Japan Radiation Cleanup 311 (R).
(photo credit: REUTERS)
TOKYO- Japan raced to avert a catastrophe after fire broke out on Wednesday at a nuclear plant that has sent low levels of radiation wafting into Tokyo, prompting some people to flee the capital and triggering growing international alarm at the escalating crisis.
RELATED:Japan Jews mobilize to raise funds for relief effortsHow much radiation exposure endangers health?
The operator of the quake-crippled plant said workers were trying to put out the blaze at the building housing the No.4 reactor of the nuclear facility in Fukushima, 240 km (150 miles) north of Tokyo.
Experts say spent fuel rods in a cooling pool at the reactor could be exposed by the fire and spew more radiation into the atmosphere. Japan's Nuclear and Industrial Safety Agency said two workers were missing after blasts at the facility a day earlier blew a hole in the building housing the No. 4 reactor.
In the first hint of international frustration at the pace of updates
from Japan, Yukiya Amano, director general of the International Atomic
Energy Agency, said he wanted more timely and detailed information.
"We do not have all the details of the information so what we can do is
limited," Amano told a news conference in Vienna. "I am trying to
further improve the communication."
The US Department of Energy said it had sent a team of 34 people to help Japan with the crisis.

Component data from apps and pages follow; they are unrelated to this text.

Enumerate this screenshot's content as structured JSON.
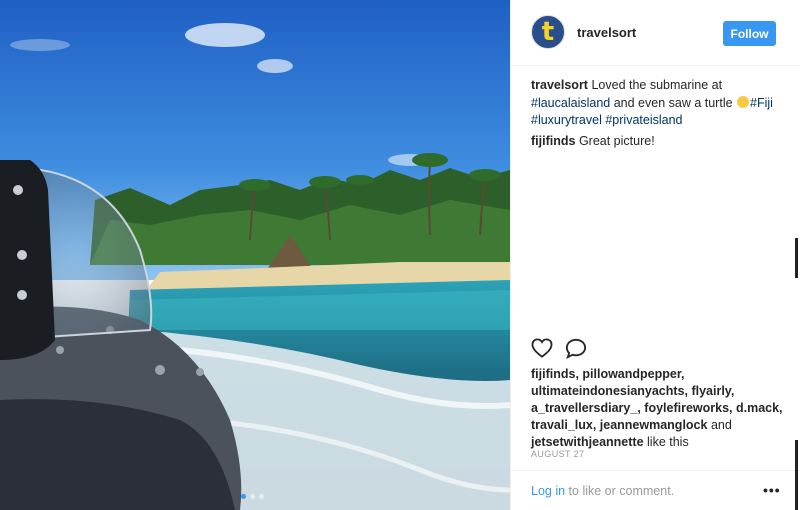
{
  "post": {
    "image_alt": "Submarine window view of tropical island beach with palm trees",
    "carousel_dots": 3,
    "active_dot": 1
  },
  "header": {
    "avatar_letter": "t",
    "username": "travelsort",
    "follow_label": "Follow"
  },
  "comments": [
    {
      "user": "travelsort",
      "text_parts": {
        "intro": "Loved the submarine at",
        "tag1": "#laucalaisland",
        "mid": "and even saw a turtle",
        "tag2": "#Fiji",
        "tag3": "#luxurytravel",
        "tag4": "#privateisland"
      }
    },
    {
      "user": "fijifinds",
      "text": "Great picture!"
    }
  ],
  "actions": {
    "like_icon": "heart-icon",
    "comment_icon": "comment-icon"
  },
  "likes": {
    "names": "fijifinds, pillowandpepper, ultimateindonesianyachts, flyairly, a_travellersdiary_, foylefireworks, d.mack, travali_lux, jeannewmanglock",
    "and": "and",
    "last": "jetsetwithjeannette",
    "suffix": "like this"
  },
  "date": "AUGUST 27",
  "footer": {
    "login_link": "Log in",
    "login_text": "to like or comment.",
    "more": "•••"
  },
  "colors": {
    "accent": "#3897f0",
    "tag": "#003569"
  }
}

Japanese Prime Minister Naoto Kan on Tuesday urged people within 30 km
(18 miles) of the facility -- a population of 140,000 -- to remain
indoors, as authorities grappled with the world's most serious nuclear
accident since the Chernobyl disaster in Ukraine in 1986.
Officials in Tokyo said radiation in the capital was 10 times normal at
one point but not a threat to human health in the sprawling high-tech
city of 13 million people.
Toxicologist Lee Tin-lap at the Chinese University of Hong Kong said
such a radiation level was not an immediate threat to people but the
long-term consequences were unknown.
"You are still breathing this into your lungs, and there is passive
absorption in the skin, eyes and mouth and we really do not know what
long-term impact that would have," Lee told Reuters by telephone.
Winds over the plant will blow from the north along the Pacific coast
early on Wednesday and then from the northwest towards the ocean during
the day, the Japan Meteorological Agency said.
In a sign of regional fears about the risk of radiation, China said it
would evacuate its citizens from areas worst affected but it had
detected no abnormal radiation levels at home. Air China said it had
canceled some flights to Tokyo.
The US Navy said some arriving warships would deploy on the west coast
of Japan's main Honshu island instead of heading to the east coast as
planned because of "radiological and navigation hazards".
Several embassies advised staff and citizens to leave affected areas in
Japan. Tourists cut short vacations and multinational companies either
urged staff to leave or said they were considering plans to move outside
The full extent of the destruction from last Friday's 9.0-magnitude
earthquake and the tsunami that followed it was becoming clear as
rescuers combed through the region north of Tokyo where officials say at
least 10,000 people were killed.
Whole villages and towns have been wiped off the map by Friday's wall of
water, triggering an international humanitarian effort of epic
proportions. A 6.4-magnitude aftershock -- a significant earthquake in
its own right on any other day -- shook buildings in Tokyo late on
Tuesday but caused no damage.
About 850,000 households in the north were still without electricity in
near-freezing weather, Tohuku Electric Power Co. said, and the
government said at least 1.5 million households lack running water. Tens
of thousands of people were missing.
Hiromichi Shirakawa, chief economist for Japan at Credit Suisse, said in
a note to clients that the economic loss will likely be around 14-15
trillion yen ($171-183 billion) just to the region hit by the quake and
The earthquake has forced many firms to suspend production and global
companies -- from semiconductor makers to shipbuilders -- face
disruptions to operations after the quake and tsunami destroyed vital
infrastructure, damaged ports and knocked out factories.
"The earthquake could have great implications on the global economic
front," said Andre Bakhos, director of market analytics at Lec
Securities in New York. "If you shut down Japan, there could be a global